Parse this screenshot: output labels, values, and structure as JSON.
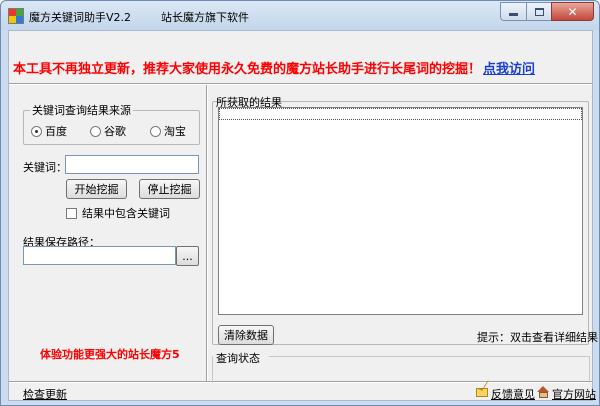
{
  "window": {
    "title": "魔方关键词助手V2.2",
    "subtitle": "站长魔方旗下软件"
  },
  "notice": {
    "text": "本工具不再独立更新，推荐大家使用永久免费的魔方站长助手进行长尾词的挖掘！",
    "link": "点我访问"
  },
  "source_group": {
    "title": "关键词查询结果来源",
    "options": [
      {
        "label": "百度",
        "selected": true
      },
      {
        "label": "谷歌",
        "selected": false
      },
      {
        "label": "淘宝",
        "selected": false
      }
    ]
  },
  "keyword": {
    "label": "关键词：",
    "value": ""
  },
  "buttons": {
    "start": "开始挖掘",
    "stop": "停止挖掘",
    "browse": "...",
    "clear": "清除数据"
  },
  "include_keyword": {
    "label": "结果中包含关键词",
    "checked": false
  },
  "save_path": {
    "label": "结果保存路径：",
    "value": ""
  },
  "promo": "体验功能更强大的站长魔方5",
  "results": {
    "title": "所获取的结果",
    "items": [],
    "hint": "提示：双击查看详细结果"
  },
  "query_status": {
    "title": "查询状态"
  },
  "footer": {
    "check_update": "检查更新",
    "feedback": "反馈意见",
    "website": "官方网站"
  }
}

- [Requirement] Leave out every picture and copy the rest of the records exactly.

- [Response]
Parse this screenshot: output labels, values, and structure as JSON.
{
  "window": {
    "title": "魔方关键词助手V2.2",
    "subtitle": "站长魔方旗下软件"
  },
  "notice": {
    "text": "本工具不再独立更新，推荐大家使用永久免费的魔方站长助手进行长尾词的挖掘！",
    "link": "点我访问"
  },
  "source_group": {
    "title": "关键词查询结果来源",
    "options": [
      {
        "label": "百度",
        "selected": true
      },
      {
        "label": "谷歌",
        "selected": false
      },
      {
        "label": "淘宝",
        "selected": false
      }
    ]
  },
  "keyword": {
    "label": "关键词：",
    "value": ""
  },
  "buttons": {
    "start": "开始挖掘",
    "stop": "停止挖掘",
    "browse": "...",
    "clear": "清除数据"
  },
  "include_keyword": {
    "label": "结果中包含关键词",
    "checked": false
  },
  "save_path": {
    "label": "结果保存路径：",
    "value": ""
  },
  "promo": "体验功能更强大的站长魔方5",
  "results": {
    "title": "所获取的结果",
    "items": [],
    "hint": "提示：双击查看详细结果"
  },
  "query_status": {
    "title": "查询状态"
  },
  "footer": {
    "check_update": "检查更新",
    "feedback": "反馈意见",
    "website": "官方网站"
  }
}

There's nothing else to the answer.